■ **Work instruction**:
Your answer should hold every line of the records below that contains the string "this".

_ _ _ _

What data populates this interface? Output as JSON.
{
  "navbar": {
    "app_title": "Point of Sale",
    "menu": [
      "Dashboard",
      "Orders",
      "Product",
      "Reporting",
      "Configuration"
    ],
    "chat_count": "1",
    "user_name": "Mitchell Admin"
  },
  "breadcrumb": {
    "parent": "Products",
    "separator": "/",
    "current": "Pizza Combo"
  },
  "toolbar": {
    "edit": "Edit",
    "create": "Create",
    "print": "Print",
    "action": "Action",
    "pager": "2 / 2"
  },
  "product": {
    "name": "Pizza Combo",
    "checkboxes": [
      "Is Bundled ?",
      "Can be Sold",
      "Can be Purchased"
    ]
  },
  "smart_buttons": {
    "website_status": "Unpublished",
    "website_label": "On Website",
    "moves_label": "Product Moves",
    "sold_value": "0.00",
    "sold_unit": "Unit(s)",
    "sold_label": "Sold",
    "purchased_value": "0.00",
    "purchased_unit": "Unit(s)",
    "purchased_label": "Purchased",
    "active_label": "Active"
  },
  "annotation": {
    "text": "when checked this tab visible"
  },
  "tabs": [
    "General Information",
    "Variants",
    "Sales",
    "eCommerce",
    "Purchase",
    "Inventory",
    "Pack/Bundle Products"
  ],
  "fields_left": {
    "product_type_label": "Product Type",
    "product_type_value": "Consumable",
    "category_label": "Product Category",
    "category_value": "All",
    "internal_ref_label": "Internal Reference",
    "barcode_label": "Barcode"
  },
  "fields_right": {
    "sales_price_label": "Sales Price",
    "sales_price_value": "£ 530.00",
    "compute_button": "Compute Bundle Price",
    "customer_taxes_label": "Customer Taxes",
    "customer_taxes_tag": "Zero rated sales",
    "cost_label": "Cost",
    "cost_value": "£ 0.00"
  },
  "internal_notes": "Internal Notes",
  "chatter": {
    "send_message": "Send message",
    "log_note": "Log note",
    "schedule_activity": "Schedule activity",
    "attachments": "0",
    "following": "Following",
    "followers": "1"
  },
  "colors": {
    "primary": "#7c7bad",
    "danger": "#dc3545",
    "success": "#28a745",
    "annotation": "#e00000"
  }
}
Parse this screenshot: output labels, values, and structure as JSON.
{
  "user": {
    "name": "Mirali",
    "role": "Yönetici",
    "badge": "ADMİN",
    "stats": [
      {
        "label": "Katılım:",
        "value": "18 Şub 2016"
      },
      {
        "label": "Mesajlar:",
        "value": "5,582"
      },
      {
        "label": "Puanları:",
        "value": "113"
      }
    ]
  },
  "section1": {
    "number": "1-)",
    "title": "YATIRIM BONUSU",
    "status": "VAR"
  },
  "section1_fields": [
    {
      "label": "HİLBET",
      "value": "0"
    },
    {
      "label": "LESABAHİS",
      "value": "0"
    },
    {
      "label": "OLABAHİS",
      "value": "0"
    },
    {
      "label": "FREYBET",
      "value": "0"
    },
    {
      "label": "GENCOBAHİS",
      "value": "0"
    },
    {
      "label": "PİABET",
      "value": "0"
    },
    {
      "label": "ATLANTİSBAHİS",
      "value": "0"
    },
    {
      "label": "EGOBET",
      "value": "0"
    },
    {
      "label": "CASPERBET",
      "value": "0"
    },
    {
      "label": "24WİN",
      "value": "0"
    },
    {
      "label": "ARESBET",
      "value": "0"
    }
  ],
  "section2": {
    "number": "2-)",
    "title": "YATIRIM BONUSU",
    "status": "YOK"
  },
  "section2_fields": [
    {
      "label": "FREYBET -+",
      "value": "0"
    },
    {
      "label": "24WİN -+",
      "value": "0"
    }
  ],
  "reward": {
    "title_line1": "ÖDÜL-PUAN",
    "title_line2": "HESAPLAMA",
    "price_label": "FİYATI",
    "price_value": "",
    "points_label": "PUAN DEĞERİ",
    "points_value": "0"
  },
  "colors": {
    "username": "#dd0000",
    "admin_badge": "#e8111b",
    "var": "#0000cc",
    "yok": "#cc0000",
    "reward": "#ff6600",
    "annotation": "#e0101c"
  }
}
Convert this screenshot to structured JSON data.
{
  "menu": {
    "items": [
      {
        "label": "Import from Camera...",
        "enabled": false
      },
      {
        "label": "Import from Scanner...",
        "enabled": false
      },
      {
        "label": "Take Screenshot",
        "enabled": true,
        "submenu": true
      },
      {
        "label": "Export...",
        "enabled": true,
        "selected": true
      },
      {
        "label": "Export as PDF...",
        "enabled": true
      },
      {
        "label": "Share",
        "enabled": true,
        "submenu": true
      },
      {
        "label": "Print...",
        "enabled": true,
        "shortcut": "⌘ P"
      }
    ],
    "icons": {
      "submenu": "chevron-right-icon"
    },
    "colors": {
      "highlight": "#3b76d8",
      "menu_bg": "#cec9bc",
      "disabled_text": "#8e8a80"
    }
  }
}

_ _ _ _

■ **Answer to the problem**:
What data populates this interface? Output as JSON.
    "text": "when checked this tab visible"
Parse this screenshot: output labels, values, and structure as JSON.
Convert this screenshot to structured JSON data.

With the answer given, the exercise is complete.